LATAM Airlines Group announced its Argentinian subsidiary will cease operations indefinitely, as the bankrupt parent company looks to rid itself of loss-making assets.
The Chilean airline group said LATAM Argentina’s operations will halt “for an indefinite period due to current local industry conditions, exacerbated by the COVID-19 pandemic, which has left the sustainability of the project unviable.”
LATAM Argentina will halt flights to and from 12 domestic destinations, while its four international markets—Sao Paulo, Brazil; Lima, Chile; Santiago, Peru; and Miami, Florida—will continue to be served by other LATAM affiliates, pending the removal of travel restrictions.
The wording of the announcement suggests the battered state of air travel in Argentina was at least partly to blame for the decision to dismantle the subsidiary. The country’s government has banned all air travel to, from and within the country through Sept. 1, one of the most stringent travel bans in place anywhere in the world.
“This is regrettable but inevitable news. Today, LATAM must focus on transforming the group to adapt to post-COVID-19 aviation,” said Roberto Alvo, CEO of the parent company. "Argentina has always been a fundamental country for the group and will remain so, with LATAM’s other affiliates continuing to connect passengers from Argentina with Latin America and the world."
LATAM Airlines Group filed for Chapter 11 proceedings on May 26 at the US Bankruptcy Court for the Southern District of New York, citing financial distress resulting from the collapse in demand caused by COVID-19. The company’s reorganization excluded the Argentinian unit, as well as its Brazilian and Paraguayan affiliates “due to the nature of their debt structure and current financial status.” Affected by the filing are LATAM and its affiliates in Chile, Colombia, Ecuador, Peru and the U.S.
LATAM Argentina traces its history to 2005, when LAN Chile acquired the small Aero 2000 airline, which was not operational at the time. LAN would go on to merge with Brazil’s Tam in 2010, forming South America’s largest airline group.
LATAM Argentina carried 13 million passengers last year, earning it a 16% share of Argentina’s domestic airline market, making it the country’s largest privately-owned carrier and second only to state-owned Aerolíneas Argentinas.
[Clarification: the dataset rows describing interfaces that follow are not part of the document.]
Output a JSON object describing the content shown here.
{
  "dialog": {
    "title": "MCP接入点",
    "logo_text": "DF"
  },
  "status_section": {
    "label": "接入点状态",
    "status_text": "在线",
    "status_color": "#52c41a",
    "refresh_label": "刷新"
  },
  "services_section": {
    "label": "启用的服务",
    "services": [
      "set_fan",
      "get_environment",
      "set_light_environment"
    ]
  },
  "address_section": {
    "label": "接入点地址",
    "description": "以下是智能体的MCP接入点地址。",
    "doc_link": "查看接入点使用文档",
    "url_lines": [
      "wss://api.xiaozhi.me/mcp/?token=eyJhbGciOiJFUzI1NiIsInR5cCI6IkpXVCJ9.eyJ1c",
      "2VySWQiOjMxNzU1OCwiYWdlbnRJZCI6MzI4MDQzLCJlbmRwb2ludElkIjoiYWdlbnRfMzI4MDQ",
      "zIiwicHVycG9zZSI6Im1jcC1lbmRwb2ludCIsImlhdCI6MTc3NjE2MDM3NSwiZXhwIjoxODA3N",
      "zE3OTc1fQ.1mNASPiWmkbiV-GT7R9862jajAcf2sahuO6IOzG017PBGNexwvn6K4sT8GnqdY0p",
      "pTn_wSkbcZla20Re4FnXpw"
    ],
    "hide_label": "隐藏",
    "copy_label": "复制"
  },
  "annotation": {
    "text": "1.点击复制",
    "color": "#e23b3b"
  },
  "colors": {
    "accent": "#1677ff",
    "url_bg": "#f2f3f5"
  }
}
The Argentinian unit last operated a fully leased fleet of 14 Airbus A320-200 jets, with an average age of 17.2 years, according to Aviation Week Fleet Data.
The subsidiary employed about 2,300 people prior to the pandemic, or roughly 6% of the total workforce spread across LATAM’s various units.
Photo credit: joepriesaviation.net